type scales as interval data (see below). However, if you cannot use a parametric test,
there is almost always an alternative approach using nonparametric tests.

Likert-type scales are used to quantify results and obtain shades of perceptions. Choices
(or categories of responses) usually range from strongly disagree to strongly agree. As the
categories move from one to the next (e.g., from strongly disagree to disagree), the value
will increase by one unit. Likert-type scales are assumed to have equal units as the
categories move from most negative to most positive. This allows measurement of
attitudes, beliefs, and perceptions, and provides a means of quantifying the data.

Although Likert-type scales are very common when a survey instruments are used to
measure variables in the study, they are also surrounded with controversy. It is important
to understand the debate surrounding this measurement tool when statistics are needed to
test a claim based on the data obtained from a survey using a Likert-type scale.

Can Likert-type scales be considered interval?

Likert-type scales (ex., strongly agree, agree, etc.) are ordinal data but very commonly
used with interval procedures, provided the scale item has at least 5 and preferably 7
categories. Most researchers would not use a 3-point Likert-type scale with a statistical
technique requiring interval data. The fewer the number of points on the scale, the more
likely the departure from the assumption of normal distribution, required for many tests
of hypothesis. Here is a typical footnote inserted in research using interval techniques
with Likert-type scales:

"In regard to our use of (insert name of statistical test), which assumes interval
data, with ordinal Likert-type scale items, a review of the literature on this topic,
Jaccard and Wan (1996, p.4) concluded, "for many statistical tests, rather severe
departures (from intervalness) do not seem to affect Type I and Type II errors
dramatically; especially if a 5 or 7 point scale is used.”

It is important to note that Likert himself, in his original paper, did not consider the
number of choices to be an important issue (Likert, 1932) stating only that "If five
alternatives are used, it is necessary to assign values from one to five with the three
assigned to the undecided position." It is implied that the actual number of choices may
be left to the tastes of individual researchers.
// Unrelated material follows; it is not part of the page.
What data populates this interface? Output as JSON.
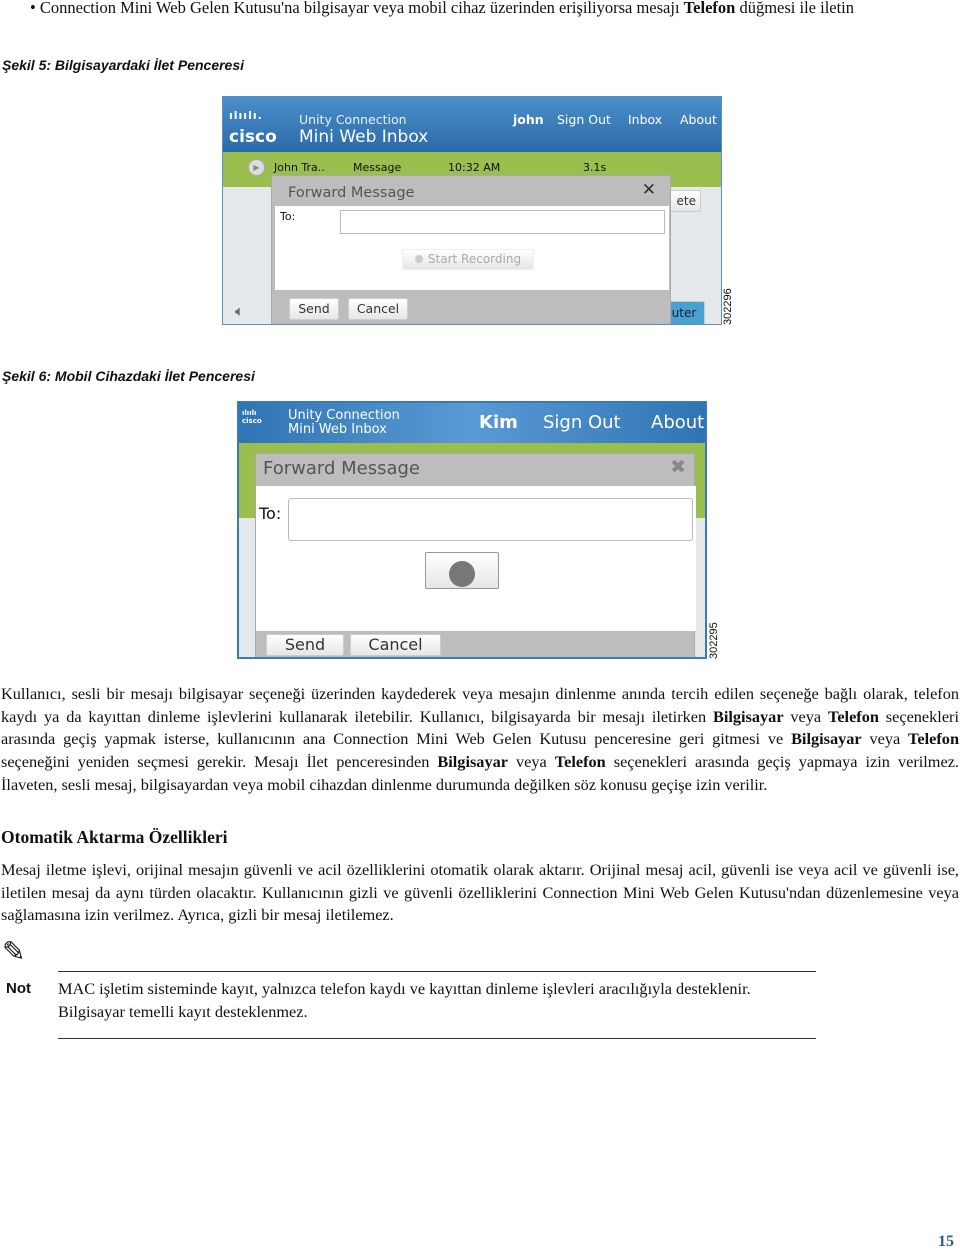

Devellis (1991) also found that the number
of questions asked affects the reliability of the number of choices that should be used in
creating a survey using Likert-type scale. In practice researchers often assign the number
of choices arbitrarily according to personal taste or past convention.

References
Devellis, R. F. (1991). Scale Development: Theory and Application, Newbury Park, CA:
Sage.
Jaccard, J and Wan, C. (1996). LISREL approaches to interaction effects in multiple
regression. Thousand Oaks, CA: Sage Publications.
Likert, Rensis, A Technique for the Measurement of Attitudes, Archives of Psychology,
Vol. 140, (June 1932).